──────── Source material

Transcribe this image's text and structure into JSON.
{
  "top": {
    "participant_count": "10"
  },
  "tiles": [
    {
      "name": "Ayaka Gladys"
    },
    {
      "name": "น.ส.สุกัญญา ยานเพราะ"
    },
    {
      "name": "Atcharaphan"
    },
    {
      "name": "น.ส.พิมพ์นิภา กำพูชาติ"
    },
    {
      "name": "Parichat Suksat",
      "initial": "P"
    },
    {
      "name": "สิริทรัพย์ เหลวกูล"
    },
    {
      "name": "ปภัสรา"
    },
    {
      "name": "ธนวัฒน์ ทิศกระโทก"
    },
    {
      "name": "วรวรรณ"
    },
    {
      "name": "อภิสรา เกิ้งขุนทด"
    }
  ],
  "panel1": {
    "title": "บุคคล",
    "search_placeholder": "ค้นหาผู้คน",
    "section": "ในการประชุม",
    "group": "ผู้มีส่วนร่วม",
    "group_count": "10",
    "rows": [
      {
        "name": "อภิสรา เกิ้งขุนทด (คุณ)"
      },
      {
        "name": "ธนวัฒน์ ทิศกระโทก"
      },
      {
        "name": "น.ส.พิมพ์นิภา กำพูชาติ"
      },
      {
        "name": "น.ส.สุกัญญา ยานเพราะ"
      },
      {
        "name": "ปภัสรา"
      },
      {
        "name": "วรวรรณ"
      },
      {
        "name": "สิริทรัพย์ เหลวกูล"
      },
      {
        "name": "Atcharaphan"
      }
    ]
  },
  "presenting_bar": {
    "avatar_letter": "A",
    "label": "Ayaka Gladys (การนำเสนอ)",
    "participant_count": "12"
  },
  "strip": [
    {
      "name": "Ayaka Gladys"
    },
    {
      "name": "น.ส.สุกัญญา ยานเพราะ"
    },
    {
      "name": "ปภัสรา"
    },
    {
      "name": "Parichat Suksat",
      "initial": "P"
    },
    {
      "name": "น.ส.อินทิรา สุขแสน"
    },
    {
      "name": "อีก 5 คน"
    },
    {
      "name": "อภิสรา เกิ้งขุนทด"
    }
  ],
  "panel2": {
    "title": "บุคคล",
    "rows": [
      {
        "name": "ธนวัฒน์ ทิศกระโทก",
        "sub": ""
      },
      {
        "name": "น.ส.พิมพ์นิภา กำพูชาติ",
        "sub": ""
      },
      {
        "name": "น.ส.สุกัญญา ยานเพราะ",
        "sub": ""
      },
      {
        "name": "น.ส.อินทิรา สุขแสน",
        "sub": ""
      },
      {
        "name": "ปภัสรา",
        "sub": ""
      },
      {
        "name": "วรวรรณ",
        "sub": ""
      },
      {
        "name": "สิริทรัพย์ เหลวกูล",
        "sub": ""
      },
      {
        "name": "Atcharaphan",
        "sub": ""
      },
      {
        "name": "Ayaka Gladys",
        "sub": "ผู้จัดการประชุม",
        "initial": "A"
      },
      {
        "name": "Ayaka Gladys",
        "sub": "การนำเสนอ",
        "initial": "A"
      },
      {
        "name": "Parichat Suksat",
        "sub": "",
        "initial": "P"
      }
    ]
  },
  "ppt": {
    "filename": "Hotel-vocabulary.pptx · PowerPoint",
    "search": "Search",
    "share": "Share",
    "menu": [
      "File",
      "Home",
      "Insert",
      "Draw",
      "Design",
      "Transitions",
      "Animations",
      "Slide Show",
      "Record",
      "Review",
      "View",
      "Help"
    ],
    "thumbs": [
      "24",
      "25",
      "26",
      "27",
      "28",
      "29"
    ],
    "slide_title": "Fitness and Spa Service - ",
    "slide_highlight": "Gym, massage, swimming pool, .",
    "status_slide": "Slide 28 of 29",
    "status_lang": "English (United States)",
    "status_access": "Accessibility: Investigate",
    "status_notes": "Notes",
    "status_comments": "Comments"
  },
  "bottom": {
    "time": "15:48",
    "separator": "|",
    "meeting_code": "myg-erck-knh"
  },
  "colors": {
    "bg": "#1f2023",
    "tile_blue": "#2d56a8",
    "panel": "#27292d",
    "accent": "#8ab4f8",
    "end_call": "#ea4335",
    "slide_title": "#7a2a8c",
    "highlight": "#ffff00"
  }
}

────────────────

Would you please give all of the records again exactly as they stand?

Transcribe this image's text and structure into JSON.
{
  "top": {
    "participant_count": "10"
  },
  "tiles": [
    {
      "name": "Ayaka Gladys"
    },
    {
      "name": "น.ส.สุกัญญา ยานเพราะ"
    },
    {
      "name": "Atcharaphan"
    },
    {
      "name": "น.ส.พิมพ์นิภา กำพูชาติ"
    },
    {
      "name": "Parichat Suksat",
      "initial": "P"
    },
    {
      "name": "สิริทรัพย์ เหลวกูล"
    },
    {
      "name": "ปภัสรา"
    },
    {
      "name": "ธนวัฒน์ ทิศกระโทก"
    },
    {
      "name": "วรวรรณ"
    },
    {
      "name": "อภิสรา เกิ้งขุนทด"
    }
  ],
  "panel1": {
    "title": "บุคคล",
    "search_placeholder": "ค้นหาผู้คน",
    "section": "ในการประชุม",
    "group": "ผู้มีส่วนร่วม",
    "group_count": "10",
    "rows": [
      {
        "name": "อภิสรา เกิ้งขุนทด (คุณ)"
      },
      {
        "name": "ธนวัฒน์ ทิศกระโทก"
      },
      {
        "name": "น.ส.พิมพ์นิภา กำพูชาติ"
      },
      {
        "name": "น.ส.สุกัญญา ยานเพราะ"
      },
      {
        "name": "ปภัสรา"
      },
      {
        "name": "วรวรรณ"
      },
      {
        "name": "สิริทรัพย์ เหลวกูล"
      },
      {
        "name": "Atcharaphan"
      }
    ]
  },
  "presenting_bar": {
    "avatar_letter": "A",
    "label": "Ayaka Gladys (การนำเสนอ)",
    "participant_count": "12"
  },
  "strip": [
    {
      "name": "Ayaka Gladys"
    },
    {
      "name": "น.ส.สุกัญญา ยานเพราะ"
    },
    {
      "name": "ปภัสรา"
    },
    {
      "name": "Parichat Suksat",
      "initial": "P"
    },
    {
      "name": "น.ส.อินทิรา สุขแสน"
    },
    {
      "name": "อีก 5 คน"
    },
    {
      "name": "อภิสรา เกิ้งขุนทด"
    }
  ],
  "panel2": {
    "title": "บุคคล",
    "rows": [
      {
        "name": "ธนวัฒน์ ทิศกระโทก",
        "sub": ""
      },
      {
        "name": "น.ส.พิมพ์นิภา กำพูชาติ",
        "sub": ""
      },
      {
        "name": "น.ส.สุกัญญา ยานเพราะ",
        "sub": ""
      },
      {
        "name": "น.ส.อินทิรา สุขแสน",
        "sub": ""
      },
      {
        "name": "ปภัสรา",
        "sub": ""
      },
      {
        "name": "วรวรรณ",
        "sub": ""
      },
      {
        "name": "สิริทรัพย์ เหลวกูล",
        "sub": ""
      },
      {
        "name": "Atcharaphan",
        "sub": ""
      },
      {
        "name": "Ayaka Gladys",
        "sub": "ผู้จัดการประชุม",
        "initial": "A"
      },
      {
        "name": "Ayaka Gladys",
        "sub": "การนำเสนอ",
        "initial": "A"
      },
      {
        "name": "Parichat Suksat",
        "sub": "",
        "initial": "P"
      }
    ]
  },
  "ppt": {
    "filename": "Hotel-vocabulary.pptx · PowerPoint",
    "search": "Search",
    "share": "Share",
    "menu": [
      "File",
      "Home",
      "Insert",
      "Draw",
      "Design",
      "Transitions",
      "Animations",
      "Slide Show",
      "Record",
      "Review",
      "View",
      "Help"
    ],
    "thumbs": [
      "24",
      "25",
      "26",
      "27",
      "28",
      "29"
    ],
    "slide_title": "Fitness and Spa Service - ",
    "slide_highlight": "Gym, massage, swimming pool, .",
    "status_slide": "Slide 28 of 29",
    "status_lang": "English (United States)",
    "status_access": "Accessibility: Investigate",
    "status_notes": "Notes",
    "status_comments": "Comments"
  },
  "bottom": {
    "time": "15:48",
    "separator": "|",
    "meeting_code": "myg-erck-knh"
  },
  "colors": {
    "bg": "#1f2023",
    "tile_blue": "#2d56a8",
    "panel": "#27292d",
    "accent": "#8ab4f8",
    "end_call": "#ea4335",
    "slide_title": "#7a2a8c",
    "highlight": "#ffff00"
  }
}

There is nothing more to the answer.